*** Opening Provided data ***
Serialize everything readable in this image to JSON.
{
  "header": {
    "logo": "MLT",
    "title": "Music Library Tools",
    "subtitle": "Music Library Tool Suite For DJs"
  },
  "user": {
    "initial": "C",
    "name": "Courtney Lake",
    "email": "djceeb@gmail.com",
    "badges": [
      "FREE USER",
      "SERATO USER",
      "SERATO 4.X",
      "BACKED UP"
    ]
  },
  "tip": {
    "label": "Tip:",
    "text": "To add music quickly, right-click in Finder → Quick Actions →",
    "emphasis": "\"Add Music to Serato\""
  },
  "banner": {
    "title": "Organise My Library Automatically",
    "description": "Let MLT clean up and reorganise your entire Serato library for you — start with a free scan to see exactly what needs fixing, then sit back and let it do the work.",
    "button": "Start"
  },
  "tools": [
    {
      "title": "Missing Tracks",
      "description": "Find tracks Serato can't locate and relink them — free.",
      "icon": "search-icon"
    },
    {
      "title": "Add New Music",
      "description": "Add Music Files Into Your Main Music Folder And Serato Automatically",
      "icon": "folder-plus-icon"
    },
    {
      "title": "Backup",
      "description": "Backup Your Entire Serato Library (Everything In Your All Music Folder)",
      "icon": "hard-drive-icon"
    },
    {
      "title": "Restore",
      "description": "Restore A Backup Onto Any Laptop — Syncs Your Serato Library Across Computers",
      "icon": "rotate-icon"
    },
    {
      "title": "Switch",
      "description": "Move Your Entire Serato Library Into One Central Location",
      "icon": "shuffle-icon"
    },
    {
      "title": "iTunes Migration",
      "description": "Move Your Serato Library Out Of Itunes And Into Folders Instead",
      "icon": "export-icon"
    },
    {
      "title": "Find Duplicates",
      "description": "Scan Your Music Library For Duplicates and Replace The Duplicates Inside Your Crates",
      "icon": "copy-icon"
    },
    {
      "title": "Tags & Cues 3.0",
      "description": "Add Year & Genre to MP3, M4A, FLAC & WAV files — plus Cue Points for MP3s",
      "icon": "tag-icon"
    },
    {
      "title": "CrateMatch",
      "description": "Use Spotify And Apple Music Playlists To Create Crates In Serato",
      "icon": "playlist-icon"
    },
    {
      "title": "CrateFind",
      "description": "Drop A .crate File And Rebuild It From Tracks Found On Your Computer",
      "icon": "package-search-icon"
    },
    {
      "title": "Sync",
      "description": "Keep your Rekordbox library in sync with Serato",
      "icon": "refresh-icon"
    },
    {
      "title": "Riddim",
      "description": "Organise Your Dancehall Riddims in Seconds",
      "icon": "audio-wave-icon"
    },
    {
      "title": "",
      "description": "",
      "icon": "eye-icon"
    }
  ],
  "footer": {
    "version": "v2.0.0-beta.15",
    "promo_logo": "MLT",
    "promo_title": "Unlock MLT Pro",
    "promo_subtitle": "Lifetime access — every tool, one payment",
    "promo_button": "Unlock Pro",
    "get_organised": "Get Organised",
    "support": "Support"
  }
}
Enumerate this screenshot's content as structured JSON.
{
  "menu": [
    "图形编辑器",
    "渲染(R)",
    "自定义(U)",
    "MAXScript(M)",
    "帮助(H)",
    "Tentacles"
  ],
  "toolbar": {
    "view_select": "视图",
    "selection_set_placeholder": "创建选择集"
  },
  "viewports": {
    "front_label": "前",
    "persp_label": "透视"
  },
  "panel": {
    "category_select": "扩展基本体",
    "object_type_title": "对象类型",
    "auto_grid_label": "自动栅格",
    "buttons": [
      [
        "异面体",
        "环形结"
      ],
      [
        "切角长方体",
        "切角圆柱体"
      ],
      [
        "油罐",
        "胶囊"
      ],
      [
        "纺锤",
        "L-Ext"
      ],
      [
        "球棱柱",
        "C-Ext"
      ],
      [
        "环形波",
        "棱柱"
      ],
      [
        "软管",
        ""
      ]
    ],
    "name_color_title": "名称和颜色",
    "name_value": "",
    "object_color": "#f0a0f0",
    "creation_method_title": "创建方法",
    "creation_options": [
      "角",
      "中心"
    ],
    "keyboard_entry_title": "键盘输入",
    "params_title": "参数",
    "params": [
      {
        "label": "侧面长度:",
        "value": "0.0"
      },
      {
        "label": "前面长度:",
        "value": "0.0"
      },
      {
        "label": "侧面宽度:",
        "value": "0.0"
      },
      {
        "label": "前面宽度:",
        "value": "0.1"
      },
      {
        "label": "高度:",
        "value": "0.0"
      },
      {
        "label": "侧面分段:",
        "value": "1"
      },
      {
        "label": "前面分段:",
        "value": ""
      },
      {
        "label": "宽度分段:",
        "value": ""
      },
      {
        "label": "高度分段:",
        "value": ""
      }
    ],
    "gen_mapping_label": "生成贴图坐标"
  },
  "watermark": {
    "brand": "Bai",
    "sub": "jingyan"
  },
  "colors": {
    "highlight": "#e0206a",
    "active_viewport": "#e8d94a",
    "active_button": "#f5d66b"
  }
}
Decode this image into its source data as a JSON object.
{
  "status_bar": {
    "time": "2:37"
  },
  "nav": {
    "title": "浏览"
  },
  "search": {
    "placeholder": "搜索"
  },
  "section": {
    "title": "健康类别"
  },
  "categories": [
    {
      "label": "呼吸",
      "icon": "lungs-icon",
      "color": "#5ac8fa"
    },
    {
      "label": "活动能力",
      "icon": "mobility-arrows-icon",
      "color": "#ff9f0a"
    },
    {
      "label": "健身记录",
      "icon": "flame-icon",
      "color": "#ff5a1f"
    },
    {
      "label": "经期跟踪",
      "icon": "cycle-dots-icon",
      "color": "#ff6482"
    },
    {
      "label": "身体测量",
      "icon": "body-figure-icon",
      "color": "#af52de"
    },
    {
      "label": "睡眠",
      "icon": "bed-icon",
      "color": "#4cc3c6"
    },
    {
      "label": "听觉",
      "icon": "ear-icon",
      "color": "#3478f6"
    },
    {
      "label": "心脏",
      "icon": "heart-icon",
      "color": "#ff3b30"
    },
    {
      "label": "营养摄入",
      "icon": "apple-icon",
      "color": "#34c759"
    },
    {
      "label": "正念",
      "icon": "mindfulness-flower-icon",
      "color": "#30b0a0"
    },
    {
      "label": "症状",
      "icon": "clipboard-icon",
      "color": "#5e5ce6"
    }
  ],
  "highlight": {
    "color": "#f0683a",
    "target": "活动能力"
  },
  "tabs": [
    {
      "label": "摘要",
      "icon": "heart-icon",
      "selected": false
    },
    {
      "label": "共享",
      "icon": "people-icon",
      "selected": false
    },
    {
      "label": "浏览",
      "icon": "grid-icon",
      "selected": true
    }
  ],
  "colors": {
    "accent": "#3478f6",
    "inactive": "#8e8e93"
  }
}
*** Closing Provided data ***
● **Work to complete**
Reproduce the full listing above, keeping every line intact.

● **Response area**
Serialize everything readable in this image to JSON.
{
  "header": {
    "logo": "MLT",
    "title": "Music Library Tools",
    "subtitle": "Music Library Tool Suite For DJs"
  },
  "user": {
    "initial": "C",
    "name": "Courtney Lake",
    "email": "djceeb@gmail.com",
    "badges": [
      "FREE USER",
      "SERATO USER",
      "SERATO 4.X",
      "BACKED UP"
    ]
  },
  "tip": {
    "label": "Tip:",
    "text": "To add music quickly, right-click in Finder → Quick Actions →",
    "emphasis": "\"Add Music to Serato\""
  },
  "banner": {
    "title": "Organise My Library Automatically",
    "description": "Let MLT clean up and reorganise your entire Serato library for you — start with a free scan to see exactly what needs fixing, then sit back and let it do the work.",
    "button": "Start"
  },
  "tools": [
    {
      "title": "Missing Tracks",
      "description": "Find tracks Serato can't locate and relink them — free.",
      "icon": "search-icon"
    },
    {
      "title": "Add New Music",
      "description": "Add Music Files Into Your Main Music Folder And Serato Automatically",
      "icon": "folder-plus-icon"
    },
    {
      "title": "Backup",
      "description": "Backup Your Entire Serato Library (Everything In Your All Music Folder)",
      "icon": "hard-drive-icon"
    },
    {
      "title": "Restore",
      "description": "Restore A Backup Onto Any Laptop — Syncs Your Serato Library Across Computers",
      "icon": "rotate-icon"
    },
    {
      "title": "Switch",
      "description": "Move Your Entire Serato Library Into One Central Location",
      "icon": "shuffle-icon"
    },
    {
      "title": "iTunes Migration",
      "description": "Move Your Serato Library Out Of Itunes And Into Folders Instead",
      "icon": "export-icon"
    },
    {
      "title": "Find Duplicates",
      "description": "Scan Your Music Library For Duplicates and Replace The Duplicates Inside Your Crates",
      "icon": "copy-icon"
    },
    {
      "title": "Tags & Cues 3.0",
      "description": "Add Year & Genre to MP3, M4A, FLAC & WAV files — plus Cue Points for MP3s",
      "icon": "tag-icon"
    },
    {
      "title": "CrateMatch",
      "description": "Use Spotify And Apple Music Playlists To Create Crates In Serato",
      "icon": "playlist-icon"
    },
    {
      "title": "CrateFind",
      "description": "Drop A .crate File And Rebuild It From Tracks Found On Your Computer",
      "icon": "package-search-icon"
    },
    {
      "title": "Sync",
      "description": "Keep your Rekordbox library in sync with Serato",
      "icon": "refresh-icon"
    },
    {
      "title": "Riddim",
      "description": "Organise Your Dancehall Riddims in Seconds",
      "icon": "audio-wave-icon"
    },
    {
      "title": "",
      "description": "",
      "icon": "eye-icon"
    }
  ],
  "footer": {
    "version": "v2.0.0-beta.15",
    "promo_logo": "MLT",
    "promo_title": "Unlock MLT Pro",
    "promo_subtitle": "Lifetime access — every tool, one payment",
    "promo_button": "Unlock Pro",
    "get_organised": "Get Organised",
    "support": "Support"
  }
}
Enumerate this screenshot's content as structured JSON.
{
  "menu": [
    "图形编辑器",
    "渲染(R)",
    "自定义(U)",
    "MAXScript(M)",
    "帮助(H)",
    "Tentacles"
  ],
  "toolbar": {
    "view_select": "视图",
    "selection_set_placeholder": "创建选择集"
  },
  "viewports": {
    "front_label": "前",
    "persp_label": "透视"
  },
  "panel": {
    "category_select": "扩展基本体",
    "object_type_title": "对象类型",
    "auto_grid_label": "自动栅格",
    "buttons": [
      [
        "异面体",
        "环形结"
      ],
      [
        "切角长方体",
        "切角圆柱体"
      ],
      [
        "油罐",
        "胶囊"
      ],
      [
        "纺锤",
        "L-Ext"
      ],
      [
        "球棱柱",
        "C-Ext"
      ],
      [
        "环形波",
        "棱柱"
      ],
      [
        "软管",
        ""
      ]
    ],
    "name_color_title": "名称和颜色",
    "name_value": "",
    "object_color": "#f0a0f0",
    "creation_method_title": "创建方法",
    "creation_options": [
      "角",
      "中心"
    ],
    "keyboard_entry_title": "键盘输入",
    "params_title": "参数",
    "params": [
      {
        "label": "侧面长度:",
        "value": "0.0"
      },
      {
        "label": "前面长度:",
        "value": "0.0"
      },
      {
        "label": "侧面宽度:",
        "value": "0.0"
      },
      {
        "label": "前面宽度:",
        "value": "0.1"
      },
      {
        "label": "高度:",
        "value": "0.0"
      },
      {
        "label": "侧面分段:",
        "value": "1"
      },
      {
        "label": "前面分段:",
        "value": ""
      },
      {
        "label": "宽度分段:",
        "value": ""
      },
      {
        "label": "高度分段:",
        "value": ""
      }
    ],
    "gen_mapping_label": "生成贴图坐标"
  },
  "watermark": {
    "brand": "Bai",
    "sub": "jingyan"
  },
  "colors": {
    "highlight": "#e0206a",
    "active_viewport": "#e8d94a",
    "active_button": "#f5d66b"
  }
}
Decode this image into its source data as a JSON object.
{
  "status_bar": {
    "time": "2:37"
  },
  "nav": {
    "title": "浏览"
  },
  "search": {
    "placeholder": "搜索"
  },
  "section": {
    "title": "健康类别"
  },
  "categories": [
    {
      "label": "呼吸",
      "icon": "lungs-icon",
      "color": "#5ac8fa"
    },
    {
      "label": "活动能力",
      "icon": "mobility-arrows-icon",
      "color": "#ff9f0a"
    },
    {
      "label": "健身记录",
      "icon": "flame-icon",
      "color": "#ff5a1f"
    },
    {
      "label": "经期跟踪",
      "icon": "cycle-dots-icon",
      "color": "#ff6482"
    },
    {
      "label": "身体测量",
      "icon": "body-figure-icon",
      "color": "#af52de"
    },
    {
      "label": "睡眠",
      "icon": "bed-icon",
      "color": "#4cc3c6"
    },
    {
      "label": "听觉",
      "icon": "ear-icon",
      "color": "#3478f6"
    },
    {
      "label": "心脏",
      "icon": "heart-icon",
      "color": "#ff3b30"
    },
    {
      "label": "营养摄入",
      "icon": "apple-icon",
      "color": "#34c759"
    },
    {
      "label": "正念",
      "icon": "mindfulness-flower-icon",
      "color": "#30b0a0"
    },
    {
      "label": "症状",
      "icon": "clipboard-icon",
      "color": "#5e5ce6"
    }
  ],
  "highlight": {
    "color": "#f0683a",
    "target": "活动能力"
  },
  "tabs": [
    {
      "label": "摘要",
      "icon": "heart-icon",
      "selected": false
    },
    {
      "label": "共享",
      "icon": "people-icon",
      "selected": false
    },
    {
      "label": "浏览",
      "icon": "grid-icon",
      "selected": true
    }
  ],
  "colors": {
    "accent": "#3478f6",
    "inactive": "#8e8e93"
  }
}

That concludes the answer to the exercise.